Super subs have always been one of the most romantic elements of football. The anticipation when the manager looks down his bench at the taut face of the man he trusts, the immense hope that fans feel when they see his number shown on the electronic board and finally the moment when he slams the ball in the net to become an instant hero, yet again.
David Fairclough was first attributed the 'super sub' tag when he scored 18 vital goals for Liverpool coming off the bench late.
But when Ole Gunnar Solksjaer came to Manchester United, he owned the term. And unless Javier Hernandez and Edin Dzeko keep going at the rate they are, it's possible that Solksjaer will still be the most feared super sub ever.
Solksjaer, or 'the baby faced assassin' scored 29 of his 126 goals coming off the bench. This includes 17 in the league alone... and of course, 'that' goal against Bayern Munich in the 1999 Champions League final.

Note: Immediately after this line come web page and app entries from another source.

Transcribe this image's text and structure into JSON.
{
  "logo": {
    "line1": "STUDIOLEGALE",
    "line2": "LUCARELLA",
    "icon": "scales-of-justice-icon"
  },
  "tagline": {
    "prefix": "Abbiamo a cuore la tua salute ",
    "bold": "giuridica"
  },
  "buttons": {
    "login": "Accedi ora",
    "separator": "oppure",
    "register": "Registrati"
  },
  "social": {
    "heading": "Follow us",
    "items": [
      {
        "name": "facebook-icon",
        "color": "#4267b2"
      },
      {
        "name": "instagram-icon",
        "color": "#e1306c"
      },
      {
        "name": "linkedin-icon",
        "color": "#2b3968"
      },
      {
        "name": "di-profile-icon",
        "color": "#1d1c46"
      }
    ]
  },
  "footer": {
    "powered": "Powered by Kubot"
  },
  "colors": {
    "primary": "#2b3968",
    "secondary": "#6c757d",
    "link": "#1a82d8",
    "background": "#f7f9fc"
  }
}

He scored his first goal for United six minutes after coming on as a substitute and (can you believe it) his last goal for United came six minutes after he was brought on as a sub against Blackburn.

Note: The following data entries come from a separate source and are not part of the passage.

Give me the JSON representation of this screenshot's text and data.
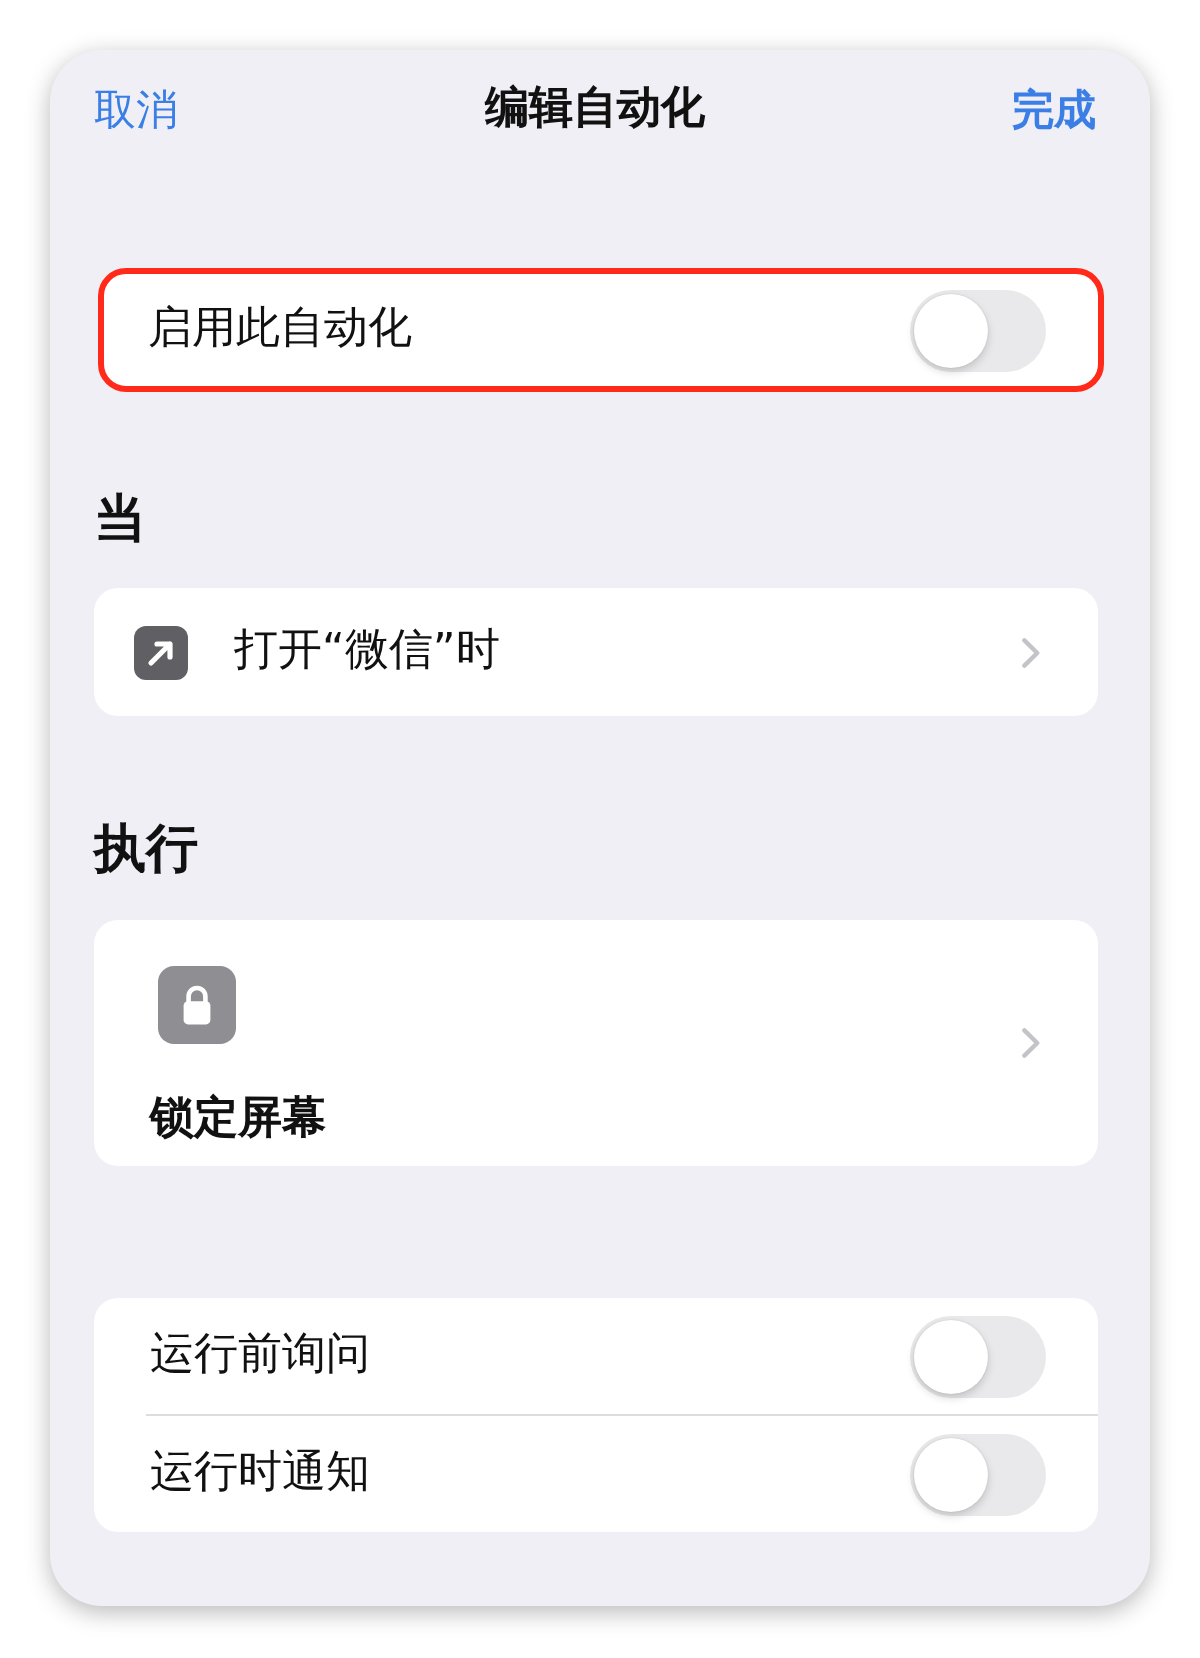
{
  "nav": {
    "cancel": "取消",
    "title": "编辑自动化",
    "done": "完成"
  },
  "enable": {
    "label": "启用此自动化",
    "on": false,
    "highlighted": true
  },
  "sections": [
    {
      "heading": "当",
      "items": [
        {
          "kind": "trigger",
          "label": "打开“微信”时"
        }
      ]
    },
    {
      "heading": "执行",
      "items": [
        {
          "kind": "action",
          "label": "锁定屏幕"
        }
      ]
    }
  ],
  "options": [
    {
      "label": "运行前询问",
      "on": false
    },
    {
      "label": "运行时通知",
      "on": false
    }
  ]
}
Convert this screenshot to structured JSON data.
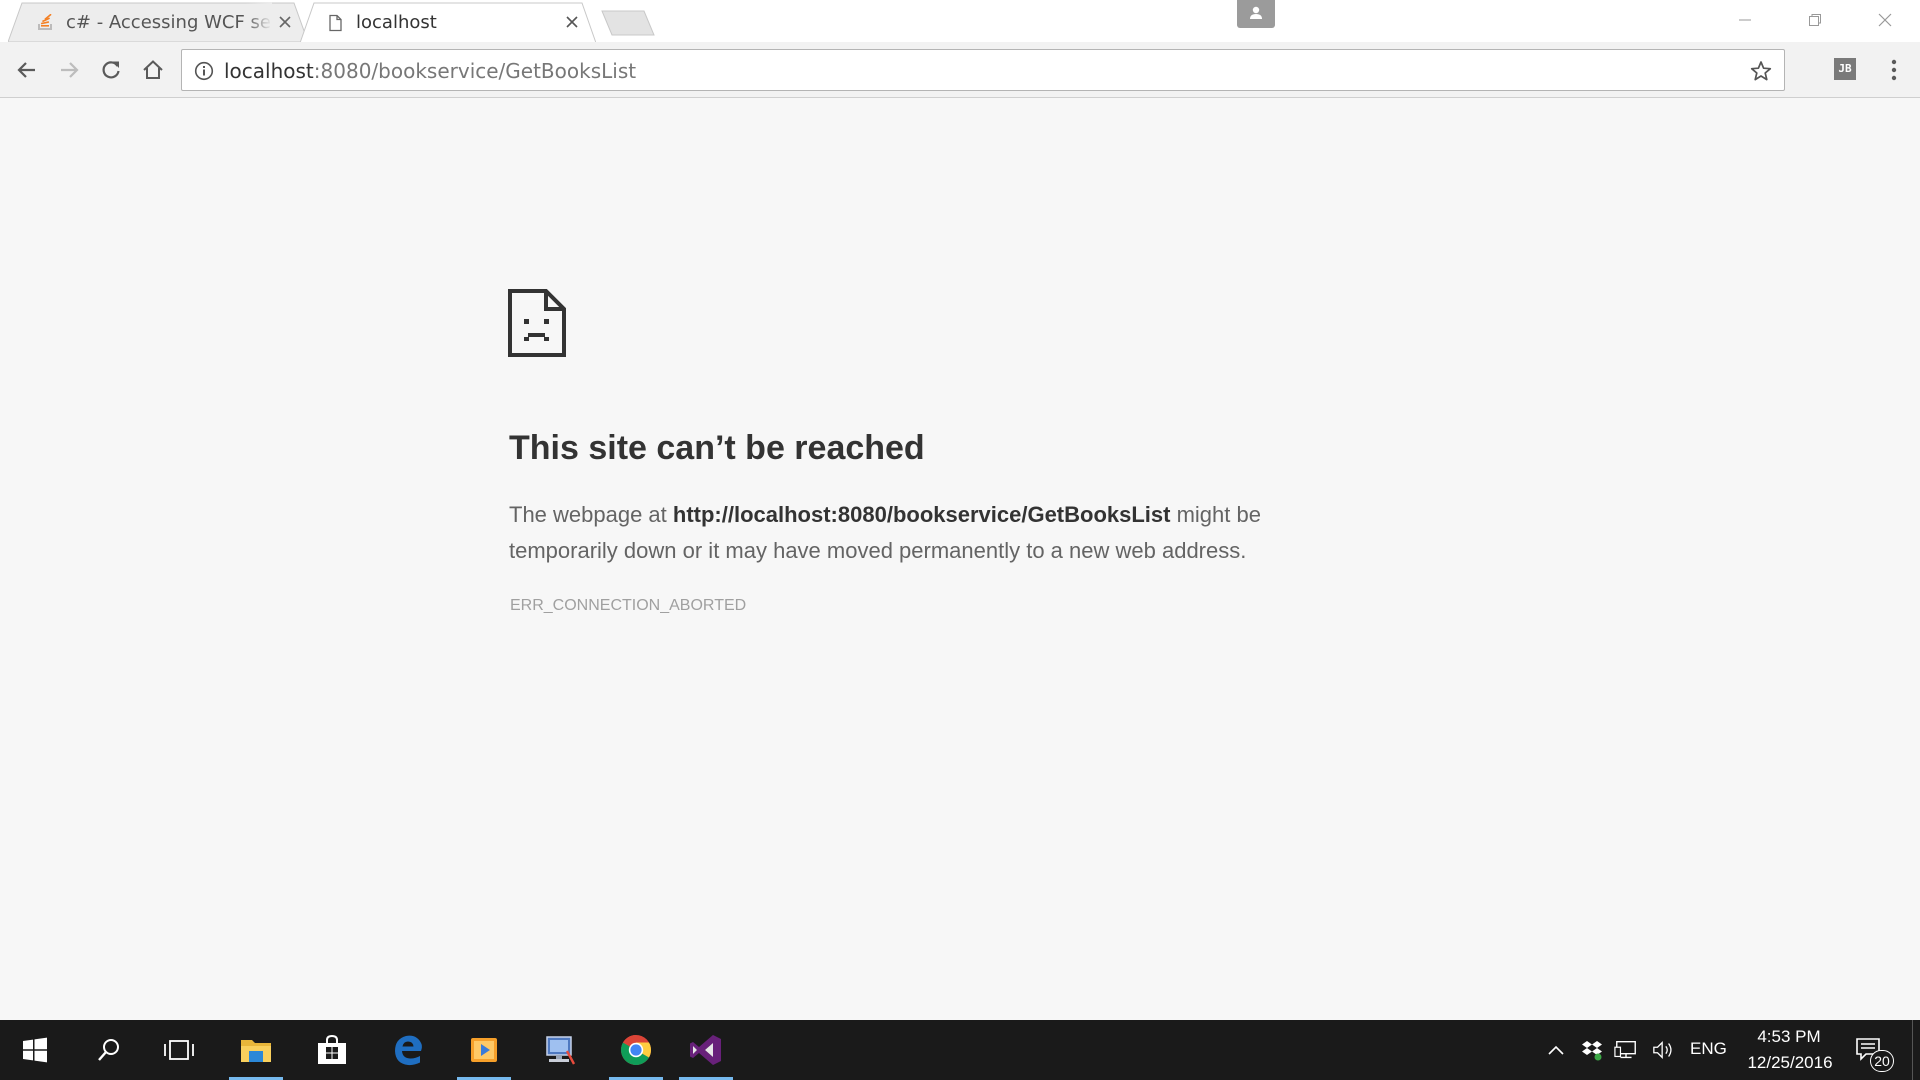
{
  "browser": {
    "tabs": [
      {
        "title": "c# - Accessing WCF serv",
        "favicon": "stackoverflow-icon",
        "active": false
      },
      {
        "title": "localhost",
        "favicon": "page-icon",
        "active": true
      }
    ],
    "address": {
      "host": "localhost",
      "path": ":8080/bookservice/GetBooksList"
    }
  },
  "error": {
    "title": "This site can’t be reached",
    "desc_prefix": "The webpage at ",
    "desc_url": "http://localhost:8080/bookservice/GetBooksList",
    "desc_suffix": " might be temporarily down or it may have moved permanently to a new web address.",
    "code": "ERR_CONNECTION_ABORTED"
  },
  "extensions": {
    "jb_label": "JB"
  },
  "taskbar": {
    "apps": [
      "start",
      "search",
      "task-view",
      "file-explorer",
      "store",
      "edge",
      "media-player",
      "network-tool",
      "chrome",
      "visual-studio"
    ],
    "tray": {
      "language": "ENG",
      "time": "4:53 PM",
      "date": "12/25/2016",
      "notification_count": "20"
    }
  },
  "colors": {
    "content_bg": "#f7f7f7",
    "taskbar_bg": "#1a1a1a",
    "active_indicator": "#76b9ed",
    "vs_purple": "#68217a",
    "edge_blue": "#1f6ec1"
  }
}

But since Solksjaer retired, no player has made as much of an impact from the bench.
Until, Edin Dzeko and Javier Hernandez burst onto the scene.

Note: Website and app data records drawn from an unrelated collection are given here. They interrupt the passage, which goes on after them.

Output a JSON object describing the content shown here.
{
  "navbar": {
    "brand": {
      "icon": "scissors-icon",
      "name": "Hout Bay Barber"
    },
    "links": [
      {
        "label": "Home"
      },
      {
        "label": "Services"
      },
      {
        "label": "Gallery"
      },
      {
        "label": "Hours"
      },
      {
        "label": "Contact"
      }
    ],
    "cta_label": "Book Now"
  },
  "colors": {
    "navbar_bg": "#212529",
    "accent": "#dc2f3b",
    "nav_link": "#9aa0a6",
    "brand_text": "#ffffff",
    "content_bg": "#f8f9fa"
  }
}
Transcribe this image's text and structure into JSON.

Manchester City's Dzeko has hammered six league goals this season, and five of them came after he came on as a substitute. City have won all nine matches that Dzeko has scored as a substitute.
Rewind to last season, and he was the man who scored the equaliser against QPR in the final EPL match, which gave Manchester City the EPL title. There aren't any goals more important than those.
He has scored a total of 22 league goals, and 11 of them have been as a sub. His conversion rate is a goal every 64 minutes this season.
Javier Hernandez is not far behind. He does get more starts than Dzeko, but he has already notched ten league goals coming off the bench for the Red Devils. Nine of those are in away matches — something no other player has accomplished in the EPL so far, ever. He's already in the history books.
From Fairclough, Tore Andre Flo and Teddy Sheringham, super subs are a unique breed who usually don't like being known for their impact despite never starting the game.
Just like a Cesc Fabregas at Barcelona, Dzeko also wants to start from the off. And why not? He has done enough to prove what a quality finisher he is. Hernandez and Solksjaer are the other side of the coin — happy to make an impact in whatever little time they get on the pitch.
But it has a lot to do with managers understanding the mentality of the player. An ordinary fan may not see it, but Roberto Mancini knows that a Dzeko who wants to prove a point is much better a finisher than a Dzeko who is guaranteed a start. Probably Hernandez's case is also similar and he has reveled in the role.
Both strikers have shown what they are capable of and even though Solksjaer's record of 29 goals a sub may be hard to get, there's nothing which says that it's impossible.
Dzeko and Hernandez, whether they like it it or not, are now members of the super-sub club.